> **Component data from apps and pages**:
========

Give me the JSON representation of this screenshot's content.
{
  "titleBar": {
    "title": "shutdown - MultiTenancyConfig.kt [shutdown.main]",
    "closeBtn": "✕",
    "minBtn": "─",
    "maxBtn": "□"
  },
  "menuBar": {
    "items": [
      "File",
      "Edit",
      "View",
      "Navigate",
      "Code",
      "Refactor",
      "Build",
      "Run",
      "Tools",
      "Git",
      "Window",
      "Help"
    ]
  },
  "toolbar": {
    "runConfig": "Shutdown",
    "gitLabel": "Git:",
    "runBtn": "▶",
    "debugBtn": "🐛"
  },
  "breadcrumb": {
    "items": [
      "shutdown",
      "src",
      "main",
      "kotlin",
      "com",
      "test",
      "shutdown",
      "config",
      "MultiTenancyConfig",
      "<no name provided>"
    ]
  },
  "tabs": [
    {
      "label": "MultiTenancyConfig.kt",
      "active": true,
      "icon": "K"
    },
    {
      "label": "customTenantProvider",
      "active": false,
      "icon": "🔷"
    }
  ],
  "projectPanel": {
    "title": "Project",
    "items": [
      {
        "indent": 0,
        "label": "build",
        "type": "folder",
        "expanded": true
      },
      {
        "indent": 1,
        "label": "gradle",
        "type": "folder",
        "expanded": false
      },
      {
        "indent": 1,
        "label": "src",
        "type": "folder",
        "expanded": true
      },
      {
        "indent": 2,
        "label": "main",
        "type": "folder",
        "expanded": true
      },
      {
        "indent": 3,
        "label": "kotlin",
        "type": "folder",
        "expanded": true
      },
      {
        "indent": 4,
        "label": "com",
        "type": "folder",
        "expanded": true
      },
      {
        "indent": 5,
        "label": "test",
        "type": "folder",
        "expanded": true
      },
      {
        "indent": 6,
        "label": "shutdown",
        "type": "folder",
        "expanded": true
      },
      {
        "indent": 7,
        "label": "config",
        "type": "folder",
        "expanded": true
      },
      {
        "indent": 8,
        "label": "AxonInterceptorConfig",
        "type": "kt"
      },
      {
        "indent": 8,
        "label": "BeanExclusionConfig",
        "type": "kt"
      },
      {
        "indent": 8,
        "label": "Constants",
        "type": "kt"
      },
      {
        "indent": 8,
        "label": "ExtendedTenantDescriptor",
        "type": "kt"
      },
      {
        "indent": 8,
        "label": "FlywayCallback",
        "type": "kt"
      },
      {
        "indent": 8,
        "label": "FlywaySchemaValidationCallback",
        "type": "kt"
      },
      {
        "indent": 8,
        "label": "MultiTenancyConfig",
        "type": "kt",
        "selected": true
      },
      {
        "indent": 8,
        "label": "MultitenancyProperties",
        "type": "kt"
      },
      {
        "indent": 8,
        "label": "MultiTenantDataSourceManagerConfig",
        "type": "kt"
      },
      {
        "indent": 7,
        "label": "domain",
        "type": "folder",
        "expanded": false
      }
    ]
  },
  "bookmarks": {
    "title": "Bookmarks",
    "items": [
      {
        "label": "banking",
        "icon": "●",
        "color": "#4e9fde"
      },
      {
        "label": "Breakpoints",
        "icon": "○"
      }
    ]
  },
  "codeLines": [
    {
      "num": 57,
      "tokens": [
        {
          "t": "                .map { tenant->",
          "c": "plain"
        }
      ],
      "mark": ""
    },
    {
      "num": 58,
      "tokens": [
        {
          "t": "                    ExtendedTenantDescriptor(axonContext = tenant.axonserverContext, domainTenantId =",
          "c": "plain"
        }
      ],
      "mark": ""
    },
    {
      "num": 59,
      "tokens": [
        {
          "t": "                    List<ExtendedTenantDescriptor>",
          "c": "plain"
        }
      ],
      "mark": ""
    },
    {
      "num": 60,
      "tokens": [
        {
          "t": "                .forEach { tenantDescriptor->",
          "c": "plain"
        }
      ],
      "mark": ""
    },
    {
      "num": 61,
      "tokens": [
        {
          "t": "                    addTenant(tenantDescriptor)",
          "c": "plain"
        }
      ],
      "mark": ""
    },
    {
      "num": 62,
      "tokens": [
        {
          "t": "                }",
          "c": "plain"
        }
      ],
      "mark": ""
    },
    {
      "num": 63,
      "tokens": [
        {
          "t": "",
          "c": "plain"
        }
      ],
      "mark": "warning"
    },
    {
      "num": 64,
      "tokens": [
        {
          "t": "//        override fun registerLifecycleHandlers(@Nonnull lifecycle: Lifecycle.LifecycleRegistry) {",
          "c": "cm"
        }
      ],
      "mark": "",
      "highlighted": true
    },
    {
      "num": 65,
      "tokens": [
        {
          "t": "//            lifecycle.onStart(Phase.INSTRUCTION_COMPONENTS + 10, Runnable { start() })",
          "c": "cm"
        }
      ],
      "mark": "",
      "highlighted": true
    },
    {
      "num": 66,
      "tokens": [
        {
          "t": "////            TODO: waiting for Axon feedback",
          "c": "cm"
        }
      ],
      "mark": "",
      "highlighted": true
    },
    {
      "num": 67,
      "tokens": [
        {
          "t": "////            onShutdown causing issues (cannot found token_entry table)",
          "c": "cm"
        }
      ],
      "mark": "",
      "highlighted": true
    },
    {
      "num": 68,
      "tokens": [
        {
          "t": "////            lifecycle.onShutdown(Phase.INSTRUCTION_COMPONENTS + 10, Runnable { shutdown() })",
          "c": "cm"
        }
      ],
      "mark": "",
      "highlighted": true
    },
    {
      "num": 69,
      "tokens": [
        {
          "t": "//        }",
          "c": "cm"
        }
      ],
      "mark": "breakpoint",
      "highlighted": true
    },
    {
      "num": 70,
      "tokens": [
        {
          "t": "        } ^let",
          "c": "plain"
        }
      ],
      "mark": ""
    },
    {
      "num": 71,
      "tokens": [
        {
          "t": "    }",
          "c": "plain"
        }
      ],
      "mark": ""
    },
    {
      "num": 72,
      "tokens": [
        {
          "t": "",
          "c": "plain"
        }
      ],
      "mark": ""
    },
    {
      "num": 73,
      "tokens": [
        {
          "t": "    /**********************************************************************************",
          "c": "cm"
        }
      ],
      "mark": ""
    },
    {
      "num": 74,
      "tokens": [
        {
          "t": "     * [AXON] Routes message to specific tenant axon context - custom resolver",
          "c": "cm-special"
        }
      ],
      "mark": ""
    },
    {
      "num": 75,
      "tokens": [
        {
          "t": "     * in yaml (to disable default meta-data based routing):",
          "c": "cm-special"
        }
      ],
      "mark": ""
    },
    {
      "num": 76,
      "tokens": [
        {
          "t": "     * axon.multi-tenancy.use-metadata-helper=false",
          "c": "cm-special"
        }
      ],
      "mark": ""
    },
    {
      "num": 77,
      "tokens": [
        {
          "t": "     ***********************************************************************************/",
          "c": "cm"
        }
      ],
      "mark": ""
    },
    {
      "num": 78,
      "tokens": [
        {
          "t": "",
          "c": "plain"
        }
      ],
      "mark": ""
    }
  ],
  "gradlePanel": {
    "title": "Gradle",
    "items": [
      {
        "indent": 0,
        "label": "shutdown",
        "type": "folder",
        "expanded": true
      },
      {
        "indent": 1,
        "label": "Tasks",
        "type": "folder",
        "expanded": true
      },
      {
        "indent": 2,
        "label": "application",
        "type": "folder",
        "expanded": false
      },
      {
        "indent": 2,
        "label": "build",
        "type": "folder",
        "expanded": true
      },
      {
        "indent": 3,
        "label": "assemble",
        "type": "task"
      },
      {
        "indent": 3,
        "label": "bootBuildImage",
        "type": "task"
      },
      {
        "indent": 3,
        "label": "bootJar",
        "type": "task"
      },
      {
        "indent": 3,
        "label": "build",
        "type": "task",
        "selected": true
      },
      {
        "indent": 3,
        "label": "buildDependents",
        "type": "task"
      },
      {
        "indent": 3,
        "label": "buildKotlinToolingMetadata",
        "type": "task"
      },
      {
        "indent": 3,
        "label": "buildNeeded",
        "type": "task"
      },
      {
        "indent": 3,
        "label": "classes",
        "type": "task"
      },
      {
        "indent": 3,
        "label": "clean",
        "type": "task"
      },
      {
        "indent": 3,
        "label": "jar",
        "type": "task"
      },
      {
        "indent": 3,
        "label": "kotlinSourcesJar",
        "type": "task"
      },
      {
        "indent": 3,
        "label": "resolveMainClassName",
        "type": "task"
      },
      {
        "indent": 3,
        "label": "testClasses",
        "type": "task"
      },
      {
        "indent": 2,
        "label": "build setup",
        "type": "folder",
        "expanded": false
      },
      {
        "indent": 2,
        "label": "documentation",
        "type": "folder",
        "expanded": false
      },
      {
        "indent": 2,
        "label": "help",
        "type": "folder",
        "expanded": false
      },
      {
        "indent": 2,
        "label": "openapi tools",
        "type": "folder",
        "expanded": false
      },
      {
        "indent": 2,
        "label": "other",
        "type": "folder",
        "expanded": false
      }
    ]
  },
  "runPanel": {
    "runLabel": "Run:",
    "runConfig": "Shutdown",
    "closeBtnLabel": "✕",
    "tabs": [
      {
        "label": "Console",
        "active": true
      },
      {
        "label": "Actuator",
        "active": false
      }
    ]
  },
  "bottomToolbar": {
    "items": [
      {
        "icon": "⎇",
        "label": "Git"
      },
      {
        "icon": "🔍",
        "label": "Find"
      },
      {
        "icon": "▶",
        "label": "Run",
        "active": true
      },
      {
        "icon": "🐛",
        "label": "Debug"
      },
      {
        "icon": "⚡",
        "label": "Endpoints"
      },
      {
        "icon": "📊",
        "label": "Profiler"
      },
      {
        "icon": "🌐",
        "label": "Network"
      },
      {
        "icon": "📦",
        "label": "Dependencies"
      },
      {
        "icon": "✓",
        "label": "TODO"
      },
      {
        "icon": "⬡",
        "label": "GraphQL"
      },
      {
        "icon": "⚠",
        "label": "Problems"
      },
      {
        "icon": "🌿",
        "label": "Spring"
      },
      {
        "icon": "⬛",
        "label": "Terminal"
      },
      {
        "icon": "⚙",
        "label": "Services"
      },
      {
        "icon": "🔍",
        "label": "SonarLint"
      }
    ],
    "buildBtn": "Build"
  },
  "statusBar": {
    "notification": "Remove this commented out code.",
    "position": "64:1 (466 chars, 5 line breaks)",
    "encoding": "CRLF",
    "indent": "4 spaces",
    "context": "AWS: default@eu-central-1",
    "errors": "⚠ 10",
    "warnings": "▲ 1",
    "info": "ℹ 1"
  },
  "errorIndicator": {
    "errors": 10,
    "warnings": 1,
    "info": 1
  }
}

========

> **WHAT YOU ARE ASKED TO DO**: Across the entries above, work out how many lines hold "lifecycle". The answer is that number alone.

> **WRITTEN ANSWER**: 3